[Start of section]

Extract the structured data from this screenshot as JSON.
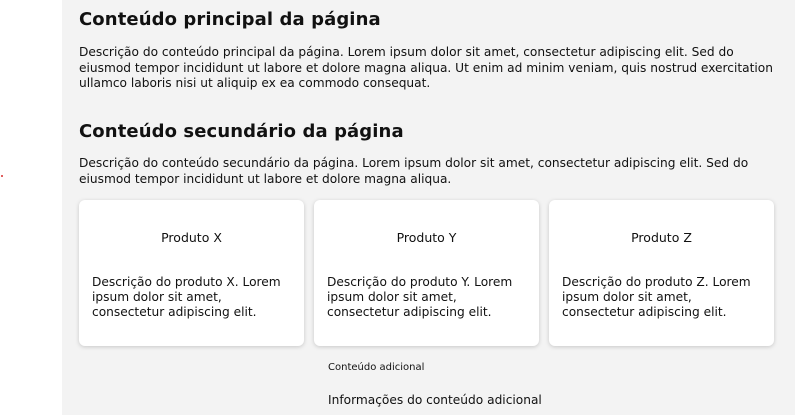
{
  "main_section": {
    "title": "Conteúdo principal da página",
    "description": "Descrição do conteúdo principal da página. Lorem ipsum dolor sit amet, consectetur adipiscing elit. Sed do eiusmod tempor incididunt ut labore et dolore magna aliqua. Ut enim ad minim veniam, quis nostrud exercitation ullamco laboris nisi ut aliquip ex ea commodo consequat."
  },
  "secondary_section": {
    "title": "Conteúdo secundário da página",
    "description": "Descrição do conteúdo secundário da página. Lorem ipsum dolor sit amet, consectetur adipiscing elit. Sed do eiusmod tempor incididunt ut labore et dolore magna aliqua."
  },
  "products": [
    {
      "name": "Produto X",
      "description": "Descrição do produto X. Lorem ipsum dolor sit amet, consectetur adipiscing elit."
    },
    {
      "name": "Produto Y",
      "description": "Descrição do produto Y. Lorem ipsum dolor sit amet, consectetur adipiscing elit."
    },
    {
      "name": "Produto Z",
      "description": "Descrição do produto Z. Lorem ipsum dolor sit amet, consectetur adipiscing elit."
    }
  ],
  "additional": {
    "title": "Conteúdo adicional",
    "info": "Informações do conteúdo adicional"
  },
  "colors": {
    "page_background": "#f3f3f3",
    "card_background": "#ffffff",
    "text": "#111111"
  }
}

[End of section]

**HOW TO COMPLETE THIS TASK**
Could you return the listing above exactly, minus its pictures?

**TASK ANSWER**
Extract the structured data from this screenshot as JSON.
{
  "main_section": {
    "title": "Conteúdo principal da página",
    "description": "Descrição do conteúdo principal da página. Lorem ipsum dolor sit amet, consectetur adipiscing elit. Sed do eiusmod tempor incididunt ut labore et dolore magna aliqua. Ut enim ad minim veniam, quis nostrud exercitation ullamco laboris nisi ut aliquip ex ea commodo consequat."
  },
  "secondary_section": {
    "title": "Conteúdo secundário da página",
    "description": "Descrição do conteúdo secundário da página. Lorem ipsum dolor sit amet, consectetur adipiscing elit. Sed do eiusmod tempor incididunt ut labore et dolore magna aliqua."
  },
  "products": [
    {
      "name": "Produto X",
      "description": "Descrição do produto X. Lorem ipsum dolor sit amet, consectetur adipiscing elit."
    },
    {
      "name": "Produto Y",
      "description": "Descrição do produto Y. Lorem ipsum dolor sit amet, consectetur adipiscing elit."
    },
    {
      "name": "Produto Z",
      "description": "Descrição do produto Z. Lorem ipsum dolor sit amet, consectetur adipiscing elit."
    }
  ],
  "additional": {
    "title": "Conteúdo adicional",
    "info": "Informações do conteúdo adicional"
  },
  "colors": {
    "page_background": "#f3f3f3",
    "card_background": "#ffffff",
    "text": "#111111"
  }
}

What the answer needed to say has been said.